The decreasing acceleration rate is probably the result of dirty inlet air filters and dirty IGVs and dirty axial compressor, requiring excessive fuel to maintain the normal acceleration rate. The excessive fuel combined with the low air flow, and weak starting means (cranking motor and torque converter need refurbishment, replacement or adjustment) contribute to the high exhaust temperature which caused the Mark V to limit fuel flow to protect against exhaust over temperature.

If the problem started after a maintenance outage, it's probably because the GCV and IGV LVDTs were not properly calibrated, and/or the torque converter guide vanes were not properly adjusted or need adjustment, or the torque converter is not transmitting the same torque as when it was newer, or if the starting means is a diesel engine it needs refurbishment or the air filter is excessively dirty or the diesel engine control needs adjustment or is not working properly or the diesel engine fuel filter is dirty and needs replacement.

The gas fuel supply pressure and/or flow was probably unstable just prior to the trip, resulting in the exhaust temperature to spike to more than 40 deg F above the exhaust temperature reference/limit (if, indeed, the turbine actually tripped on excessive exhaust temperature--because it's extremely likely there is no record of alarms when the trip occurred and no one saved a copy of the Trip History Display immediately after the trip occurred). A person without actual data (called actionable data) is just another person with an opinion--and there are lots of people with opinions but that doesn't make them correct.

That's a pretty comprehensive list of what might have caused the problem of sluggish acceleration and possible high average exhaust temperature. You see, it could be any of a number of things--and it's likely that multiple things contributed to the problem. But without the list of alarms prior to the trip AND without knowing a lot about the conditions prior to the trip it's impossible to say anything with any degree of certainty.
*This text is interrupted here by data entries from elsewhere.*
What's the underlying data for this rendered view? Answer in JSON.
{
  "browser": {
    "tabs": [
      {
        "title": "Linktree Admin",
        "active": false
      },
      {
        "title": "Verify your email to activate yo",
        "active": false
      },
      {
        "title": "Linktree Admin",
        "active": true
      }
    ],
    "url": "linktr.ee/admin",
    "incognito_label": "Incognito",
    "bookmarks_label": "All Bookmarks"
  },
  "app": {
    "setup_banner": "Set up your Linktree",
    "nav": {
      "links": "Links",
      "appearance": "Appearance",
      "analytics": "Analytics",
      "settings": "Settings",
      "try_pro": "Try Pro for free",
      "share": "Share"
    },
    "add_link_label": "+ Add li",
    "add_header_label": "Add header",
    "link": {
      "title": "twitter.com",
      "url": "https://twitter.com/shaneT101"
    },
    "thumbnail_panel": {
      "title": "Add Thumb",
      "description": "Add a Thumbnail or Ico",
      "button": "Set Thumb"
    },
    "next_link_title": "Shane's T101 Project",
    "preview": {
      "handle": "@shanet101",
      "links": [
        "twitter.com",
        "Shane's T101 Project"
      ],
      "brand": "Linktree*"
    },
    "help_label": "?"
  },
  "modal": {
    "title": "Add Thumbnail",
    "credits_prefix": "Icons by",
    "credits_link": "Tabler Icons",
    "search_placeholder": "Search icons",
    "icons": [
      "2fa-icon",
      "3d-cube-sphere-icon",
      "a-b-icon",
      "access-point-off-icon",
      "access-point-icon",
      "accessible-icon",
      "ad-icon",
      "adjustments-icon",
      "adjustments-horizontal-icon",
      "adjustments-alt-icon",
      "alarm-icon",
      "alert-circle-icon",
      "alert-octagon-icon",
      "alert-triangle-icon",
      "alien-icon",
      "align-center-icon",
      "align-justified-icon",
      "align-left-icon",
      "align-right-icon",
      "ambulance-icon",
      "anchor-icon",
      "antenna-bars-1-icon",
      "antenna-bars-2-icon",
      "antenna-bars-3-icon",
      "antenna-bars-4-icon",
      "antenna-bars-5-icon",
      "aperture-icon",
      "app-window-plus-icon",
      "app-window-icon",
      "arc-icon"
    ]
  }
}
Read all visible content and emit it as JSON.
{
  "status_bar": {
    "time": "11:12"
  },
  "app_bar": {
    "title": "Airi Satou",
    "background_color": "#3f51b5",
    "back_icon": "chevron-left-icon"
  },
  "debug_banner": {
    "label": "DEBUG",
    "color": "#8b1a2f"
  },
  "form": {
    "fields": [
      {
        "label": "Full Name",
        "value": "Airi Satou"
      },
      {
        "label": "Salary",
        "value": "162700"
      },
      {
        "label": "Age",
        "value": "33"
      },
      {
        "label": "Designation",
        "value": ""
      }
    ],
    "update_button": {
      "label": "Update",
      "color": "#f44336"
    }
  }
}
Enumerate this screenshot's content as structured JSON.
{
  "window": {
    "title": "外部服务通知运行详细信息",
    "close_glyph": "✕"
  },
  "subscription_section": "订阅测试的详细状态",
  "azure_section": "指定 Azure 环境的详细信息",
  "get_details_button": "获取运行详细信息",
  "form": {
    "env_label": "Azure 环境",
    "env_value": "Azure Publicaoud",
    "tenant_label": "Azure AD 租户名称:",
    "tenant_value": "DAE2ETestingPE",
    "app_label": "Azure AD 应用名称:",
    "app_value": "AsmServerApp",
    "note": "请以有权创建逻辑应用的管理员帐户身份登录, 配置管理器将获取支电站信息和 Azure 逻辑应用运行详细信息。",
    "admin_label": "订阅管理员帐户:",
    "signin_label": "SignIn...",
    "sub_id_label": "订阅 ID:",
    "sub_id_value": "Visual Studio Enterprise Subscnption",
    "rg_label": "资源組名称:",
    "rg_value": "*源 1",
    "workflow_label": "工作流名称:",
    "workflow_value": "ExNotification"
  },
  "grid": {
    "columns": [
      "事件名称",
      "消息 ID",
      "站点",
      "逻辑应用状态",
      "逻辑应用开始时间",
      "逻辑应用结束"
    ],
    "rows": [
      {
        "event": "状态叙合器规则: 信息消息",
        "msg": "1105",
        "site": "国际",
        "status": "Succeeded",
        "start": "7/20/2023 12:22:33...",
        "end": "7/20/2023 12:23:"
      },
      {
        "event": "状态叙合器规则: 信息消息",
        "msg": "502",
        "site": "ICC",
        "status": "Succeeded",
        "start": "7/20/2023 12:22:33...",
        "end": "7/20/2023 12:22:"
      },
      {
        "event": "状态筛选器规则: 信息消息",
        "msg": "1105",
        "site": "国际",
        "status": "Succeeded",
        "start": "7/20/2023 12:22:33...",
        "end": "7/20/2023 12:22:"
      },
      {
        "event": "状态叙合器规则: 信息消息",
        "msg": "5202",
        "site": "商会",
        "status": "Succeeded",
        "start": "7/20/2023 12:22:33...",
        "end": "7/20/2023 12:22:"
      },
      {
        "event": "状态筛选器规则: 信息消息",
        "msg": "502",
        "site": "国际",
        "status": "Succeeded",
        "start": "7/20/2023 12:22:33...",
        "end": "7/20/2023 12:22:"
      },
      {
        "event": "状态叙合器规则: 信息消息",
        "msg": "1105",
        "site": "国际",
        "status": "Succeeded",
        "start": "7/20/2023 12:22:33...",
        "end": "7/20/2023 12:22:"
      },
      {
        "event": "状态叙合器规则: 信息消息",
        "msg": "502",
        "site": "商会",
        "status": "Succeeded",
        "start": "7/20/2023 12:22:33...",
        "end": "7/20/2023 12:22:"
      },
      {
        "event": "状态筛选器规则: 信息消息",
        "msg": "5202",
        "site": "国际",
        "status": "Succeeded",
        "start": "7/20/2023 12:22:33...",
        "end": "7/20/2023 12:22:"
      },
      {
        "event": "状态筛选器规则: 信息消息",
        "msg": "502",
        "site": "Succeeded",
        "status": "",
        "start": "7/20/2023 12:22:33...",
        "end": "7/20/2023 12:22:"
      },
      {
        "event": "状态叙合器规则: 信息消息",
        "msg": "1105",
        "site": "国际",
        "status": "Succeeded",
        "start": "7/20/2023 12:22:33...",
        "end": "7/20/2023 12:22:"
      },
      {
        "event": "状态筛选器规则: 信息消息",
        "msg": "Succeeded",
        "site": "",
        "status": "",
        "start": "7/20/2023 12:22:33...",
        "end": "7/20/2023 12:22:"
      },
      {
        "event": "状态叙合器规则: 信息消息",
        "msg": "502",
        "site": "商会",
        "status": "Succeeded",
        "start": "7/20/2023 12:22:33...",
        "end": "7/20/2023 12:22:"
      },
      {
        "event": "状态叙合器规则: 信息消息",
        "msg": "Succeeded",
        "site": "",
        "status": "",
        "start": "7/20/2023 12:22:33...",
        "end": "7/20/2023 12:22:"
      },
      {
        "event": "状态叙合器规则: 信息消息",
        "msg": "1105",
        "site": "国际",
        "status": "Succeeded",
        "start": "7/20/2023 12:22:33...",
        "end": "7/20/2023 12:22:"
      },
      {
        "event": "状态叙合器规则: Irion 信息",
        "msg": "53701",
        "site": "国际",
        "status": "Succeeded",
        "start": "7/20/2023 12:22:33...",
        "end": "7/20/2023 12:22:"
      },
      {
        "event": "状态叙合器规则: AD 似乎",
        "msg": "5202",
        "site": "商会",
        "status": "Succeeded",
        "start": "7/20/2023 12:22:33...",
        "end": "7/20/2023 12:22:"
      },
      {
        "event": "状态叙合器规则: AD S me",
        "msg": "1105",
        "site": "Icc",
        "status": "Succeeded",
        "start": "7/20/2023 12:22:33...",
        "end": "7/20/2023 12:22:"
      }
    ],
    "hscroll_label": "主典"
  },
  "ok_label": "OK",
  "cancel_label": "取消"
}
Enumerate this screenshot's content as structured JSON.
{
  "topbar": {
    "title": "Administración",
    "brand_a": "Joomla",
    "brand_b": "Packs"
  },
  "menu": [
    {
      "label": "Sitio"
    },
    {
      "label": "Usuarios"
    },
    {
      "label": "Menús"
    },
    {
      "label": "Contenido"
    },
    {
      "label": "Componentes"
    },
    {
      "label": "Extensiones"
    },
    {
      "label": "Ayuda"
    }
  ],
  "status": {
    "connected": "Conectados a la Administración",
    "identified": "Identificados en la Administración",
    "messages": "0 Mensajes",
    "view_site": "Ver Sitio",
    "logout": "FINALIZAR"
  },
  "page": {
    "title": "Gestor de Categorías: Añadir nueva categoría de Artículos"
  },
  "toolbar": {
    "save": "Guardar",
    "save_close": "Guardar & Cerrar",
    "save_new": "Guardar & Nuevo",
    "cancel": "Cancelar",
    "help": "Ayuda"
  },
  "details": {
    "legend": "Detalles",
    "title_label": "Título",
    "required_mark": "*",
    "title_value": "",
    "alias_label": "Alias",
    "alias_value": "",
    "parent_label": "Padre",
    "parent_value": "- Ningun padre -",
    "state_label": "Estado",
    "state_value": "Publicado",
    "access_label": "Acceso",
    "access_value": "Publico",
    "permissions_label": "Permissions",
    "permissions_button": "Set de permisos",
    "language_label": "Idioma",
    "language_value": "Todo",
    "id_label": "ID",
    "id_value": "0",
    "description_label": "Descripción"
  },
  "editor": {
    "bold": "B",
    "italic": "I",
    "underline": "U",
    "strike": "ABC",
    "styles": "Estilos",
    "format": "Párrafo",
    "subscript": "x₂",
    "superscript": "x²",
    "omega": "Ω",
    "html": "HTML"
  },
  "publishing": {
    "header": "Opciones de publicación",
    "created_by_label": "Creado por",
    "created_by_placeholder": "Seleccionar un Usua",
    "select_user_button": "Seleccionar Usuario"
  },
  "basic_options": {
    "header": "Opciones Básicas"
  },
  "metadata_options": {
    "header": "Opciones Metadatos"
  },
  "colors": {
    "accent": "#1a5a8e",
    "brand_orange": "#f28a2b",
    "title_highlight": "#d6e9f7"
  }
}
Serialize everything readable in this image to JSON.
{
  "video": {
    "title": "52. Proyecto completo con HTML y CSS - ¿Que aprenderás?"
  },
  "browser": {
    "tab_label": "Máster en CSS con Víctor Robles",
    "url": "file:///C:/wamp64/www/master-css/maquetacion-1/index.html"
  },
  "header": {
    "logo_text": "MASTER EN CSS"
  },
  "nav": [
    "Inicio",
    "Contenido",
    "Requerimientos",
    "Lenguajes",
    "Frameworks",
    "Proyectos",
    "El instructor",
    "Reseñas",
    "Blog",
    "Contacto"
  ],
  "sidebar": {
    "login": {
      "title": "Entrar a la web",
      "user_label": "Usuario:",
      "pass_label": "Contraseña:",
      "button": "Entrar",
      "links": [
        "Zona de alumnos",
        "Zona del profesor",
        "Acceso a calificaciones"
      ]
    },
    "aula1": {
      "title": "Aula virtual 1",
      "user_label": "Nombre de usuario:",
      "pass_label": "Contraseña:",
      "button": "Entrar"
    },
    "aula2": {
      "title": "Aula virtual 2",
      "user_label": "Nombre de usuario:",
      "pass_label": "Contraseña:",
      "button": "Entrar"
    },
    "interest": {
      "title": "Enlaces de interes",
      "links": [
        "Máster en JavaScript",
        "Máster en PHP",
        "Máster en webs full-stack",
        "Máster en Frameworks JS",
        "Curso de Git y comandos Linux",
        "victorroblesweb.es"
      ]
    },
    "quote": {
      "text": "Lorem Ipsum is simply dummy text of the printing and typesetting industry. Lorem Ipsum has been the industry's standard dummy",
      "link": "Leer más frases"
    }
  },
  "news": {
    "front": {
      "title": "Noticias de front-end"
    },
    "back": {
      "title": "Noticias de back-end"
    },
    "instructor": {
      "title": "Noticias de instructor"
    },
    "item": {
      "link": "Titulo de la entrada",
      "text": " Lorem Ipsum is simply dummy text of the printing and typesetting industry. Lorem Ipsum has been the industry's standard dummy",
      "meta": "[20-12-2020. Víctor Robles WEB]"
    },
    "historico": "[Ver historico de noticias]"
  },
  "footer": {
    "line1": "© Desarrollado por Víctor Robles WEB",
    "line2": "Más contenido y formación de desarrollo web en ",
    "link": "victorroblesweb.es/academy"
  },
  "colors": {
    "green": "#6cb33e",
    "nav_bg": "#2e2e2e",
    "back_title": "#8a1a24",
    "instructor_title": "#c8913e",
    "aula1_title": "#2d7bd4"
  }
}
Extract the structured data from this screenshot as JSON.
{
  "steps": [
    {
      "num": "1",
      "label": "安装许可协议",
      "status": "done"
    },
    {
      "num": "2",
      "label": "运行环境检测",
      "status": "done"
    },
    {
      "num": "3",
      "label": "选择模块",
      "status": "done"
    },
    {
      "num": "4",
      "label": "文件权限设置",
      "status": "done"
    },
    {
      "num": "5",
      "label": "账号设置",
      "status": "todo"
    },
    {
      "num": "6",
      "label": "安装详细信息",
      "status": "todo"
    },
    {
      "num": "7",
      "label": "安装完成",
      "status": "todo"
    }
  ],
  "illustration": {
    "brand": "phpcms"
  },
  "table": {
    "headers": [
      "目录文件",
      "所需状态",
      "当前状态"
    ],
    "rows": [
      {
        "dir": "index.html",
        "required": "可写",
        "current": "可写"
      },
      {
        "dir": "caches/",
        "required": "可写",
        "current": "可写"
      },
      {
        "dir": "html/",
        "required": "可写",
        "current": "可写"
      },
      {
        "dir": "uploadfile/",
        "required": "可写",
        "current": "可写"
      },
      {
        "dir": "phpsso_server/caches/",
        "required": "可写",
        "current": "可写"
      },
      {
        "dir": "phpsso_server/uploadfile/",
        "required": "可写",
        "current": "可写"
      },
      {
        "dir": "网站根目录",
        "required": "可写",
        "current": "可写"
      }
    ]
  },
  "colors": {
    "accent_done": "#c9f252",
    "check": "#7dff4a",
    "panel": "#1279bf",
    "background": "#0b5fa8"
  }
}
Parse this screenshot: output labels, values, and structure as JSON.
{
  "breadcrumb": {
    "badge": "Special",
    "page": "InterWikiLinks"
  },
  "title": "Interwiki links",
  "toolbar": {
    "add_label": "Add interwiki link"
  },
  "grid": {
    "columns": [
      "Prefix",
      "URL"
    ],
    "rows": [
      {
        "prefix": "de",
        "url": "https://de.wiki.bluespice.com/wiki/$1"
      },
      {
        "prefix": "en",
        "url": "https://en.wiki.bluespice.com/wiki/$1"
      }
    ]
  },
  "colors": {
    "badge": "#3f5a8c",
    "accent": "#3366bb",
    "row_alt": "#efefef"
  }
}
Give us more information and we can be more precise.

Buffalo nickel.